November 1, 2007
My Afternoon with the Robot

If anyone believes we live in a world that is all about social connections, and understanding people in relation to one another rather than as distinct wholes, it would be folks around CMS and the Consortium. Concepts we discuss often such as the value of Web 2.0 and social networks, as well as fan communities and "collective intelligence," are all about the power of meeting people.

But, recently, I had a chance to not just meet up with an interesting who, but a what as well. Yesterday afternoon, while spending some time in downtown Boston, I ended up in what turned into a longer conversation with a man and his robot.

The man was Robert Doornick, founder and president of International Robotics, and Robert is a compelling guy. I found an unexpected meeting-in-passing with him stretch into an afternoon conversation, some of which took place with him and the rest of which was conducted with his accompanying robot, which can speak multiple languages and engaged with passersby through Doornick's own intervention.

On his site, Dornick lists his inspirations as the French cartoon character Inspector Gadget and American science fiction movies. His enthusiasm for his own work, and his tying it back to educational principles, comes through in his enthusiasm, discussing his own history with not being able to pay attention in school and his quest to use technology to help bridge educational and social gaps.

These grander motivations continued to play a prominent role in our discussion, even as it moved toward how to implement the technology for marketing purposes. How can the robot act as company mascot? What fascinated me was how much the conversation hinged on talk about surplus audiences. The lack of racial and cultural markers for the robot, for instance, means that it can be a symbol free of many of the complications from humankind. Our discussion turned toward what that might mean for breaking the mold of a "target demographic," even in this limited example of using technology AS marketer, and toward how often surplus audiences have a major impact on the purchasing process, even if they are not the demographic being targeted.

I write about this most often in relation to television, where viewers outside the target demo still often have a very important impact on the viewing habits of those within the target demo, whether it be spouses who watch programs together, mothers and daughters, or the unlimited variations of relationships we all have, that transcend the simple binaries of the target demographic mentality.

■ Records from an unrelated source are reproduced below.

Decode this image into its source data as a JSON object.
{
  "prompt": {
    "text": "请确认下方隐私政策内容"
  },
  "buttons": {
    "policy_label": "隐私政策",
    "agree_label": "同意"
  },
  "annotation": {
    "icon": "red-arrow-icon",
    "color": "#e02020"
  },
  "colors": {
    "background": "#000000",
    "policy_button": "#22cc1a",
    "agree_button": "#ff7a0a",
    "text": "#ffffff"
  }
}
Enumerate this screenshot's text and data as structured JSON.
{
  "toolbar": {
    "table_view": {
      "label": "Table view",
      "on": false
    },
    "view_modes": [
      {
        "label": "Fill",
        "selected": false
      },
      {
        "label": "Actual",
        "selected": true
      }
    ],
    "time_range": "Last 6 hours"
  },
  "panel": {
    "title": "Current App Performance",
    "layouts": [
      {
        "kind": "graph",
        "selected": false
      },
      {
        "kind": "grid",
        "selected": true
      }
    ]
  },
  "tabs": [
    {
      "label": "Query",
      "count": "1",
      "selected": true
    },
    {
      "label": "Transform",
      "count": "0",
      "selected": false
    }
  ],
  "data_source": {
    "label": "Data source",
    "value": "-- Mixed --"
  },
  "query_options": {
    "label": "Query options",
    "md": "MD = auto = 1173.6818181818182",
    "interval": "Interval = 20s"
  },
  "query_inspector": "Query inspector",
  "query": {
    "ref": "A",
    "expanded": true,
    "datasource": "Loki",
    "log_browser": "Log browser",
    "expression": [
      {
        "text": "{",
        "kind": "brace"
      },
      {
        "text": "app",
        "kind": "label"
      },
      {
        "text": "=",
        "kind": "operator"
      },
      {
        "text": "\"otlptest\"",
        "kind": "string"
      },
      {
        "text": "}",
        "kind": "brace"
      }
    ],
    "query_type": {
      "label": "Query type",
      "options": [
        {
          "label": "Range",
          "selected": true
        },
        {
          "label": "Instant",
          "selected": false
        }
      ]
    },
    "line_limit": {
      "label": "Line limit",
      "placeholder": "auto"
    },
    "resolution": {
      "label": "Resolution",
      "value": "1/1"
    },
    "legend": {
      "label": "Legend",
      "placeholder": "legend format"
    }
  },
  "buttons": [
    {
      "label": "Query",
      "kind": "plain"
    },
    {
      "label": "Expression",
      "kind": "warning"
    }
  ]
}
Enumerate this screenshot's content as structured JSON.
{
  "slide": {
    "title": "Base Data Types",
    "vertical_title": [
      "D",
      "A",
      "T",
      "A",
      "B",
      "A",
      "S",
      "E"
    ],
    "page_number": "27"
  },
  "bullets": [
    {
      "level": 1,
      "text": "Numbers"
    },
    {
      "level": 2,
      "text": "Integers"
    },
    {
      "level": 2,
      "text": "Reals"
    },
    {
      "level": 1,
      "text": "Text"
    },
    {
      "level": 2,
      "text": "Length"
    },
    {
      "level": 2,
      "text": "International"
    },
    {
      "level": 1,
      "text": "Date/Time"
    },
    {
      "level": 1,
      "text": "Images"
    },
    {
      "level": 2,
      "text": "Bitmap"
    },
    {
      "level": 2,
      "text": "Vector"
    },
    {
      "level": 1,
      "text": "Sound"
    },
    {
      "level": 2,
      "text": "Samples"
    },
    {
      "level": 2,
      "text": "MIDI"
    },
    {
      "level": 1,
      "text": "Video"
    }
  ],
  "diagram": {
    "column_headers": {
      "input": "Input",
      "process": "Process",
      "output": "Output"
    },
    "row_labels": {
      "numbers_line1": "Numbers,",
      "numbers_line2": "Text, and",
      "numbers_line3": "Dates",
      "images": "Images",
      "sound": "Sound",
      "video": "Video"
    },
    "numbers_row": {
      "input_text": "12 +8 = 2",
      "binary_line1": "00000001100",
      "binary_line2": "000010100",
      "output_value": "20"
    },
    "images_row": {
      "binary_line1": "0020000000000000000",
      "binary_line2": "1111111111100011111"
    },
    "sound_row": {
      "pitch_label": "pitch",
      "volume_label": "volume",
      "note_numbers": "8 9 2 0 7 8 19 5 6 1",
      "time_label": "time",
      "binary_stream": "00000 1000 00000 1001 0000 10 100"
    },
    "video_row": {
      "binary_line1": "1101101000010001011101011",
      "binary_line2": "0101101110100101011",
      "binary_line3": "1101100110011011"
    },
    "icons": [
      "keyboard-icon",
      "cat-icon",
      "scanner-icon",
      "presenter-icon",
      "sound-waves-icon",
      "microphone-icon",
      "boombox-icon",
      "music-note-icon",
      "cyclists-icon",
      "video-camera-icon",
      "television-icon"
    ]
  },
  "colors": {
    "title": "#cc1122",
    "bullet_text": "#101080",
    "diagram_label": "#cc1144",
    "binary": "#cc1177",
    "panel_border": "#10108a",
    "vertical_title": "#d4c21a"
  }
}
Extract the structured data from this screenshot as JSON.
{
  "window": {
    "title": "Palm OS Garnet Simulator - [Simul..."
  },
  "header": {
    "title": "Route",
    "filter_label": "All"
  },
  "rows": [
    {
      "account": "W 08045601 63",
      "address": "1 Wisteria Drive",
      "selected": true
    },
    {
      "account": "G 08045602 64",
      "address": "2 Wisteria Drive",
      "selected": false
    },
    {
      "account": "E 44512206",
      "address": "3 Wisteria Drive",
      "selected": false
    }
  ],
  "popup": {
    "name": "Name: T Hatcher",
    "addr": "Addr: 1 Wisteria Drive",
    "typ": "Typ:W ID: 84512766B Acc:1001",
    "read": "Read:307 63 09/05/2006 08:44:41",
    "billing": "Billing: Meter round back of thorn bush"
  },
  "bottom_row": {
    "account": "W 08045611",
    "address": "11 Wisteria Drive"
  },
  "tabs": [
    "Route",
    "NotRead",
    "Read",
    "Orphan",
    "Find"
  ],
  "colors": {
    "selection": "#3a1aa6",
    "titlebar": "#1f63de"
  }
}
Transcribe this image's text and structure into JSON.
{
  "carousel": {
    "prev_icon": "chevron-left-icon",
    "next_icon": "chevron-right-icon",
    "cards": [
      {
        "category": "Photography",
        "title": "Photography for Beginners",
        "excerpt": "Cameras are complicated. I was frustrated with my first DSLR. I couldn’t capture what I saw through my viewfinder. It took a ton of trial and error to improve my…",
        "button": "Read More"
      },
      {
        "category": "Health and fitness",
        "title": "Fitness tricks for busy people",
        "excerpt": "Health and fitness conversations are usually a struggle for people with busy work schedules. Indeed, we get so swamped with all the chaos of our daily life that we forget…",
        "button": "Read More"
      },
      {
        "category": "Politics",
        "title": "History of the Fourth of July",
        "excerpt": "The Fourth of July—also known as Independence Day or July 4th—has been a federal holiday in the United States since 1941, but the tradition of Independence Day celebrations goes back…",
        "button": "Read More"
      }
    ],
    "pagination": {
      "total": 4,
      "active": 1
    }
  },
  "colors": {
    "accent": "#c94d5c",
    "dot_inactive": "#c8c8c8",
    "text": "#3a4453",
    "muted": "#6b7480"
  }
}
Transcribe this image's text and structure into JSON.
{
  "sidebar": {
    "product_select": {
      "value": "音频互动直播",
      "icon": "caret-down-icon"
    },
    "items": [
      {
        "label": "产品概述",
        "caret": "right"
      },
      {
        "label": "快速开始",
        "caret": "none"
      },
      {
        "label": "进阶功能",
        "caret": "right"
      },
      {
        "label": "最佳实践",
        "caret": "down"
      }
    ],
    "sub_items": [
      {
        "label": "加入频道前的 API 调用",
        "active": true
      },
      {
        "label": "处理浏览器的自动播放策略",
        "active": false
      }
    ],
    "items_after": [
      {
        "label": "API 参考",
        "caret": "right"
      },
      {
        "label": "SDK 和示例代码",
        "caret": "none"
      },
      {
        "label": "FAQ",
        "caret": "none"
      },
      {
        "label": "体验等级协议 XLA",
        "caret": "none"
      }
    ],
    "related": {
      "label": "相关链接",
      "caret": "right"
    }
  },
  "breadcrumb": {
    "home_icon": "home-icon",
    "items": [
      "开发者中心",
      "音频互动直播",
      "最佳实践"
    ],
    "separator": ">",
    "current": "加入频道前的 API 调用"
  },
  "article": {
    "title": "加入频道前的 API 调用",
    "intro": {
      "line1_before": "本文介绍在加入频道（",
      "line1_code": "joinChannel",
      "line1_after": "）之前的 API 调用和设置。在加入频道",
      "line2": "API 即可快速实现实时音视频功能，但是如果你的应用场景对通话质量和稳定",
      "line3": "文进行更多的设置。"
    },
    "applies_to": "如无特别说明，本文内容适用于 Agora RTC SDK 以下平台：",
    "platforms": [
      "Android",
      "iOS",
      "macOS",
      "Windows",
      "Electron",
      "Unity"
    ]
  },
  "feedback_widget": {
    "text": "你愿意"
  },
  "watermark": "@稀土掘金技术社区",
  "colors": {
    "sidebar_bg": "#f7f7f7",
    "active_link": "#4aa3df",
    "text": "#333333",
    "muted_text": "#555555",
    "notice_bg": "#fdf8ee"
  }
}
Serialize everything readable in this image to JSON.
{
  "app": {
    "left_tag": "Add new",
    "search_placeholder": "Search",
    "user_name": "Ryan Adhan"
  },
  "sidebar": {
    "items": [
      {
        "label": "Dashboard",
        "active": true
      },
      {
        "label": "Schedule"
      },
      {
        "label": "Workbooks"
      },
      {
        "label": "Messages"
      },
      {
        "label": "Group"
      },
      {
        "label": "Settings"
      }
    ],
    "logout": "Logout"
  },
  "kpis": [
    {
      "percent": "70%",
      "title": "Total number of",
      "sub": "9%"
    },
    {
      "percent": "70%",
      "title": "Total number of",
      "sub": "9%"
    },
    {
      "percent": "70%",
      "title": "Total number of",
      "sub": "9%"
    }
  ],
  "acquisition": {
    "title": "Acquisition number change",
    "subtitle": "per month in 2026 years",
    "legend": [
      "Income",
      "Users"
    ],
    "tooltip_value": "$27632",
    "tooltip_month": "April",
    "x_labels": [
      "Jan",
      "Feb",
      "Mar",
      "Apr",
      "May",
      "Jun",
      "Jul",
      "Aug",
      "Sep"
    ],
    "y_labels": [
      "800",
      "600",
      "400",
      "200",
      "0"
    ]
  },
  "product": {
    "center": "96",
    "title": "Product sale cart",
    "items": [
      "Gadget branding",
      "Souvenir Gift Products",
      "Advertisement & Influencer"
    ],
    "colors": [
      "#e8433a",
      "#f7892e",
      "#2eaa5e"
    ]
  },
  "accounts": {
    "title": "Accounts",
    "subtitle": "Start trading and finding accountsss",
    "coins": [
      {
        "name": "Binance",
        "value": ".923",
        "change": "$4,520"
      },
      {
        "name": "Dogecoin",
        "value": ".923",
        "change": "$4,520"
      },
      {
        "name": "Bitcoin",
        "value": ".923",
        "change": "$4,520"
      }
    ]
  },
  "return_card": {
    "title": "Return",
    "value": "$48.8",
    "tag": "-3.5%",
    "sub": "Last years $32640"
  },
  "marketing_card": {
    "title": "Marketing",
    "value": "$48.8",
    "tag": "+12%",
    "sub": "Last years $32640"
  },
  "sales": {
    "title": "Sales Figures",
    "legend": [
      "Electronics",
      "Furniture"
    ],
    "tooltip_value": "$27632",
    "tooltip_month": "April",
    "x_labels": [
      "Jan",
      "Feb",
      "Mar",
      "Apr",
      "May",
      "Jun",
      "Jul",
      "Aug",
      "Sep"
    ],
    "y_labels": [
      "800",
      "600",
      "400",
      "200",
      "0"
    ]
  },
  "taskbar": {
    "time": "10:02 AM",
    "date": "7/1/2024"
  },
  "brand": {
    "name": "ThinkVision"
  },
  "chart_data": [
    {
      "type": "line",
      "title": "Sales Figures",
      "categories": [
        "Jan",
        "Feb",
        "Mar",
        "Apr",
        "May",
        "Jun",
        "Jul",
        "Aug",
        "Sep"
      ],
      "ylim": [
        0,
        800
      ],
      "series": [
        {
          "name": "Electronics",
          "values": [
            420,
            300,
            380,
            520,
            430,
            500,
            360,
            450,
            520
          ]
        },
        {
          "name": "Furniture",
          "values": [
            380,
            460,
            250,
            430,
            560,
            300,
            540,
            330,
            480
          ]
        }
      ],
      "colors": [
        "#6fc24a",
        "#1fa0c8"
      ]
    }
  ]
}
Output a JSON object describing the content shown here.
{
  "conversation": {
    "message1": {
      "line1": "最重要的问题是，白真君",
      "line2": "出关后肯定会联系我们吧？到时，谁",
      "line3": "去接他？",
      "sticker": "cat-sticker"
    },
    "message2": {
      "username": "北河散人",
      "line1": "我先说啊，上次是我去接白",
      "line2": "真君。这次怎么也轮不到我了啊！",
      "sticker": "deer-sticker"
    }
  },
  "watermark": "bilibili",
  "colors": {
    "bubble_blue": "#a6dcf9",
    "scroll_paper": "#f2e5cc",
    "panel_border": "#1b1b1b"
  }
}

To give some idea of what Doornick does, here is more information from Jon Aboud's piece at Stay Free!. I'm sure some of what Dornick says can be controversial, especially for people questioning how the robot can last long-term as a mascot. Take a look at this quote:

We've had many, many situations where we've been used by major corporations in similar settings, where members of the audience have a specific agenda for attacking that corporation on issues having to do with economics or pollution--things that are not necessarily beneficial to consumers. The robot is essentially there to say, "I'm glad you asked that question because I was thinking about the same thing. And I looked deep down into the mind-set of these humans who run this corporation, and I was amazed to see how many of those humans are sensitive to those issues and are trying so hard, right now, to work around those issues and solve these problems," and blah blah blah.The robot is making a case for humanity and humanitarianism. Sometimes we treat a corporation like a stereotype. It's like saying, "All Arabs are idiots because of what's going on in Iraq." We package people very quickly and tend to forget that maybe the big corporation that's doing all the wrong things could be doing them because of one or two bad seeds. Sometimes it takes a child to make us listen to that other angle and say, okay, instead of fighting, why don't we try to work together.

So what is the purpose of the robot? Is it to diffuse a serious situation through an out-of-place gimmick? Is it to provide a face to marketing that isn't tied up with preconceived racial/cultural markers? Or is it to make us more aware of human nature and biases ironically by presenting a non-human entity communicating in very human-like ways, with a human controller? Or does it have to be any one way?

One this is for sure; Doornick got me thinking about the uses of technology as the face of education, of a campaign, of public relations, of damage control. And it raises a lot of interesting issues about marketing and education and politics, especially since he's playing in a space among and between the two.